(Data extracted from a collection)
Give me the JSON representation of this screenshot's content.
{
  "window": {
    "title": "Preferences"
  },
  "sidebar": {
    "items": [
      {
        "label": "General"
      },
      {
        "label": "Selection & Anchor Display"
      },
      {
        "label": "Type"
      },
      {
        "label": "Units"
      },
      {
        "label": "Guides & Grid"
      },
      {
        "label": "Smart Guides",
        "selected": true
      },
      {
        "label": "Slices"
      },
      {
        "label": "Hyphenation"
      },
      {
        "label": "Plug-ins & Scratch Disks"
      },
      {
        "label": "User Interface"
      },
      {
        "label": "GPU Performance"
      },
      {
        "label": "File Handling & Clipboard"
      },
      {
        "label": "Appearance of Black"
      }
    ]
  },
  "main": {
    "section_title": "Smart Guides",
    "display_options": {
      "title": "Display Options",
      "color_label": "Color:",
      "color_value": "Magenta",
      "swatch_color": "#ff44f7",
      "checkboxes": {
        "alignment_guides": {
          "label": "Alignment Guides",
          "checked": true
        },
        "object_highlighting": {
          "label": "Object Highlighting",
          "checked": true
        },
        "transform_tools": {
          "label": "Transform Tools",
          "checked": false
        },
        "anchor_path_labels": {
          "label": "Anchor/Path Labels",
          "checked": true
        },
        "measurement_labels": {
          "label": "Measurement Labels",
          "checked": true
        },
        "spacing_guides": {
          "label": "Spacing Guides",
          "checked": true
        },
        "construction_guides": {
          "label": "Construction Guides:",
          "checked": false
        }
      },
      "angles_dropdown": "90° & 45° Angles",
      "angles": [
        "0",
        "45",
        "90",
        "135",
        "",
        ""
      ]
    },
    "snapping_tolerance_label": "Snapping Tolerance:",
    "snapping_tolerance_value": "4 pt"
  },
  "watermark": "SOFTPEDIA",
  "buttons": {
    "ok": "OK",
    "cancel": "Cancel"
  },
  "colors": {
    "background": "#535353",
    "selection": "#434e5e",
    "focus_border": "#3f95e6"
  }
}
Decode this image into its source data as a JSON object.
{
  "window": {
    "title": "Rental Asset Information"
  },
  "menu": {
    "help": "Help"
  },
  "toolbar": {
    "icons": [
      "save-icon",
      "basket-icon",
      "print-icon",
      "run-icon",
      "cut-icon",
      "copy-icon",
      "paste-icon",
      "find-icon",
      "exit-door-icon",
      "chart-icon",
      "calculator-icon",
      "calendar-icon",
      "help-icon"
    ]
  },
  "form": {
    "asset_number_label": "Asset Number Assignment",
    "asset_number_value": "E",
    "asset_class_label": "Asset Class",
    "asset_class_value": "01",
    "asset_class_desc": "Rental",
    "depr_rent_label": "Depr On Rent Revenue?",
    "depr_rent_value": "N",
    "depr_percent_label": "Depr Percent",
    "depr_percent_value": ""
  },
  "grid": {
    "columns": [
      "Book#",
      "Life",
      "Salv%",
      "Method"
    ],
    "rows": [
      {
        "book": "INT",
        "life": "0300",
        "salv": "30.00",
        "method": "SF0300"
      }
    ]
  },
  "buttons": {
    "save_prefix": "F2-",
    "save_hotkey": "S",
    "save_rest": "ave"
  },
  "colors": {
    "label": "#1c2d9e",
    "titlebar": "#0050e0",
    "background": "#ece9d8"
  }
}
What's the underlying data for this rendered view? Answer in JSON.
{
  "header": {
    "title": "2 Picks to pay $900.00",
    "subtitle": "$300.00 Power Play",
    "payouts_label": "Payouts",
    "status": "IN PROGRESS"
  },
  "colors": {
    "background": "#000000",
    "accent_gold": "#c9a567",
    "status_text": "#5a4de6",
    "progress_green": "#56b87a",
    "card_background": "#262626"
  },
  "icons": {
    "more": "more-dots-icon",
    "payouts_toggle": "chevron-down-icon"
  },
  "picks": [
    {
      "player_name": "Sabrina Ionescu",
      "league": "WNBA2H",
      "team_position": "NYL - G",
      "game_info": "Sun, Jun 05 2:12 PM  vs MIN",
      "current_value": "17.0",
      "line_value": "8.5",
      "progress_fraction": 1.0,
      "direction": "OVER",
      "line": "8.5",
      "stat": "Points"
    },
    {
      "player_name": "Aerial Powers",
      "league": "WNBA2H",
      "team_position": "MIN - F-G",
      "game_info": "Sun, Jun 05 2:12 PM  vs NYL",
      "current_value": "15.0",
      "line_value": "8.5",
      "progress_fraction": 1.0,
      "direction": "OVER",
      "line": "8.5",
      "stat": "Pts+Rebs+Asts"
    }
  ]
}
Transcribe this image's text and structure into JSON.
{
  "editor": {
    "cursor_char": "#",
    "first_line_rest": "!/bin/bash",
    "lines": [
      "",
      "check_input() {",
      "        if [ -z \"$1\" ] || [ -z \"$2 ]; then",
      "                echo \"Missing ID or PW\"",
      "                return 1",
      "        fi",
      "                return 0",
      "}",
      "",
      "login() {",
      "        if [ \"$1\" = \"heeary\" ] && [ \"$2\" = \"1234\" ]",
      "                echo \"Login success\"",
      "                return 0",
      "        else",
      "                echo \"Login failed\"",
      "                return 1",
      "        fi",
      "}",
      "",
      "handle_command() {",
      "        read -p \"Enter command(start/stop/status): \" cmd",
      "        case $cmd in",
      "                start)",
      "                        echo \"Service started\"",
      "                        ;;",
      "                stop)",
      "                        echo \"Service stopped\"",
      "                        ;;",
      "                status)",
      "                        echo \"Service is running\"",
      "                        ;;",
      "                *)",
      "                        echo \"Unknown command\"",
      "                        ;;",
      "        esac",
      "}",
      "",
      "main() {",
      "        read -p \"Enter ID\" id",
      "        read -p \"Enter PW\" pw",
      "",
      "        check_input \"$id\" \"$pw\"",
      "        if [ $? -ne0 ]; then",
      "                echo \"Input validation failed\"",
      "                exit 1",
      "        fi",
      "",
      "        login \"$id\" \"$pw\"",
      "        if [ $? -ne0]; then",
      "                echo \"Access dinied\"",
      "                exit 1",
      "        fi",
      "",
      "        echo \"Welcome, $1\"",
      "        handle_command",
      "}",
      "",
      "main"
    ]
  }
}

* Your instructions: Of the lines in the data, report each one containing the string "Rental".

* Exercise solution:
    "title": "Rental Asset Information"
    "asset_class_desc": "Rental",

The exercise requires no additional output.